EXERCISE — Filter the records below down to lines containing "screenshot".

Collection entries:

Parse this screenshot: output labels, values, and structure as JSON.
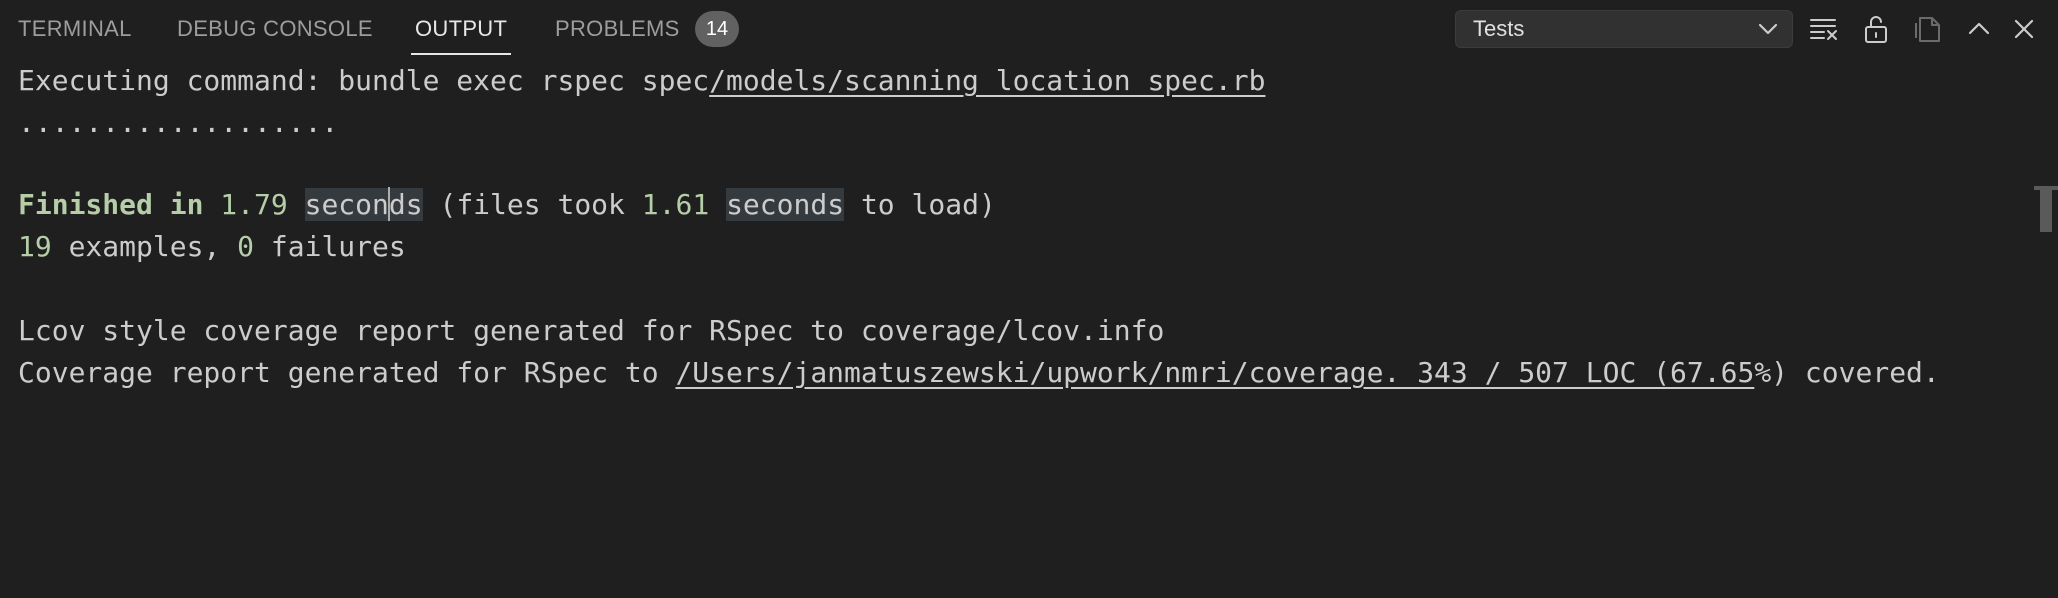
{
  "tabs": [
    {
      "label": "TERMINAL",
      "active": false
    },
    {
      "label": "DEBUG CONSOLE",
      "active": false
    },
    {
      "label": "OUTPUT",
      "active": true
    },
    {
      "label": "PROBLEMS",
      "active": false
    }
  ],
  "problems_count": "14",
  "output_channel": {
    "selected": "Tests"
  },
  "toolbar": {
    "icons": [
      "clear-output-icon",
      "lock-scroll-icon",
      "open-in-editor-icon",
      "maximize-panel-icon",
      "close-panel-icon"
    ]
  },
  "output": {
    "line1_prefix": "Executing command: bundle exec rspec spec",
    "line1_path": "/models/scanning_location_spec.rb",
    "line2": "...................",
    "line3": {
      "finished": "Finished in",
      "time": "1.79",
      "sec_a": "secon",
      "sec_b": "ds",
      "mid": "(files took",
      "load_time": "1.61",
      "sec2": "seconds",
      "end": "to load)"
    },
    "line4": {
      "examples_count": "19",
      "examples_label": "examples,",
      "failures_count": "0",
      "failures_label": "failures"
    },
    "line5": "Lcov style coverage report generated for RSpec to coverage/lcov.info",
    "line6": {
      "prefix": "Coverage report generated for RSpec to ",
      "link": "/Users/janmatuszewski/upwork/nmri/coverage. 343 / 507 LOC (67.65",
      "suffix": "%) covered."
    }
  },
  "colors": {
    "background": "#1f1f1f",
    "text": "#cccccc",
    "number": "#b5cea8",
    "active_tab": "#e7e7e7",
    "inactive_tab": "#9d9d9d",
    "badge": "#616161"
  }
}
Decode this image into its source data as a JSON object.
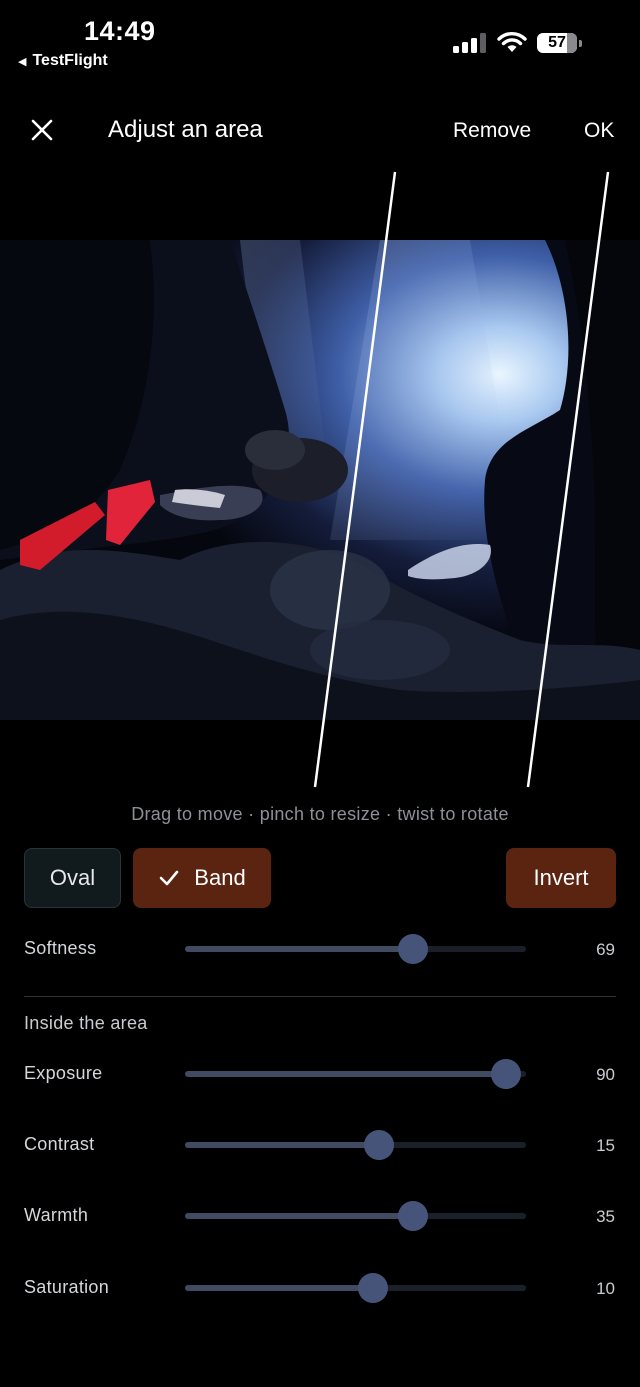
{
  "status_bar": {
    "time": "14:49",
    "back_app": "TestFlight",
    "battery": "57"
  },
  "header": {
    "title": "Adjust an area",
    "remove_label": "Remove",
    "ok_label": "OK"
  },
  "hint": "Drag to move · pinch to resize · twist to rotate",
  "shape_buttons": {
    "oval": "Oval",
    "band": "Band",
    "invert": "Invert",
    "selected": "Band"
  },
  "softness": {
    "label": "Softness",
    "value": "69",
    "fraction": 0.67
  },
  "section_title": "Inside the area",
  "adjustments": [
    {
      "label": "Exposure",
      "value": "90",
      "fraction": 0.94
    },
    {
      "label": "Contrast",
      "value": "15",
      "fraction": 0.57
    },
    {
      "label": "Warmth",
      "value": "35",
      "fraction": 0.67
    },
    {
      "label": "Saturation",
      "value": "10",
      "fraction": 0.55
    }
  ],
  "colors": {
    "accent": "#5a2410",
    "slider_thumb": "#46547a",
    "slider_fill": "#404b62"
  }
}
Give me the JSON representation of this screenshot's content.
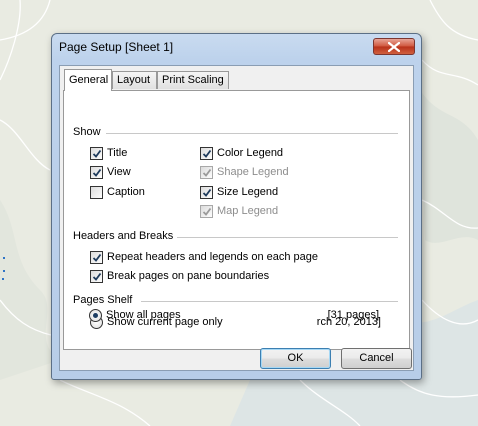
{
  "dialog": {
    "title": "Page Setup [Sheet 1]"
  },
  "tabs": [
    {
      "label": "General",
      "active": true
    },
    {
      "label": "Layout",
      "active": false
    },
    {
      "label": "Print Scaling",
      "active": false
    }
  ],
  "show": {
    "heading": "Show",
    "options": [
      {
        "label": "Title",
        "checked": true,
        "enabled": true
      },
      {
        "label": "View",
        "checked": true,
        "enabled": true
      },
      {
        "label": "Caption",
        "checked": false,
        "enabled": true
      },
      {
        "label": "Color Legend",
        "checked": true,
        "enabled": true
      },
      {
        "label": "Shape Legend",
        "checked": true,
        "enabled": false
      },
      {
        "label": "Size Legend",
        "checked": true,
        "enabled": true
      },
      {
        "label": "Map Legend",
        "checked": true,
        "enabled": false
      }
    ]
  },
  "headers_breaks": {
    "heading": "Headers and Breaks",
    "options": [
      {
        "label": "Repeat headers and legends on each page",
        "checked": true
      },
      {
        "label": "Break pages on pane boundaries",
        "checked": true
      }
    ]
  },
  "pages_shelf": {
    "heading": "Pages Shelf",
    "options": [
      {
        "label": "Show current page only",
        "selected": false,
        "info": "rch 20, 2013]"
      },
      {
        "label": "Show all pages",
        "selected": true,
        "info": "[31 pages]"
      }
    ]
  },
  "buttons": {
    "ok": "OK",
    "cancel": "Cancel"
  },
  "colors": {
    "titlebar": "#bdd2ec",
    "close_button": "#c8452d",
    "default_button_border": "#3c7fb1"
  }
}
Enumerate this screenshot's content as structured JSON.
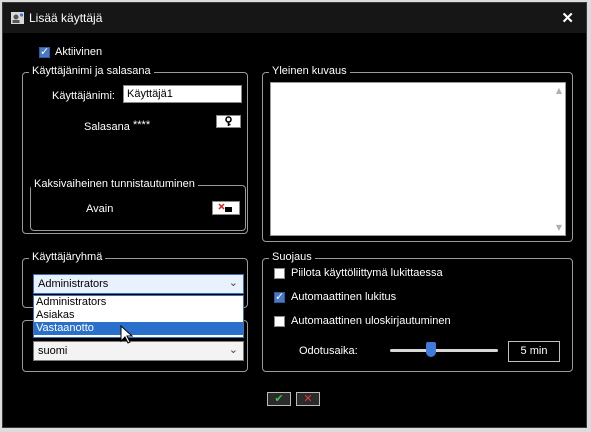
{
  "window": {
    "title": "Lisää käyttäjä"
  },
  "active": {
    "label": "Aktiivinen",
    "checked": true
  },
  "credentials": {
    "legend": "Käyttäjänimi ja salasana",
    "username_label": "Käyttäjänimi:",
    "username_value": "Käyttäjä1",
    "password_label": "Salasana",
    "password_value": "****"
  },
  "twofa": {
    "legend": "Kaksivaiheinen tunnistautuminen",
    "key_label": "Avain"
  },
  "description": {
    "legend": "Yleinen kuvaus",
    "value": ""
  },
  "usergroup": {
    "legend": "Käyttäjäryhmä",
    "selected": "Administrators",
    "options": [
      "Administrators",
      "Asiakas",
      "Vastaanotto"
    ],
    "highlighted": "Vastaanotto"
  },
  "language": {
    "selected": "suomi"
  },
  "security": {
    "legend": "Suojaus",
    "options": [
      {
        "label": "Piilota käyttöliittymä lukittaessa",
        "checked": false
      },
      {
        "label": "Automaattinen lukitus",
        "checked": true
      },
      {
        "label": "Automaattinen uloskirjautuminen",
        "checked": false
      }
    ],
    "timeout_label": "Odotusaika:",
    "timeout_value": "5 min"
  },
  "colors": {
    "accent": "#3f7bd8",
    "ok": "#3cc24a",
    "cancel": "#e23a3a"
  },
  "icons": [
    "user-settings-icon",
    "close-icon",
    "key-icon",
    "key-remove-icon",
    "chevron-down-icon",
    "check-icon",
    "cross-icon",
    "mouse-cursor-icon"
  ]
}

EXERCISE SOLUTION —
Parse this screenshot: output labels, values, and structure as JSON.
Give me the JSON representation of this screenshot's content.
Enumerate this screenshot's content as structured JSON.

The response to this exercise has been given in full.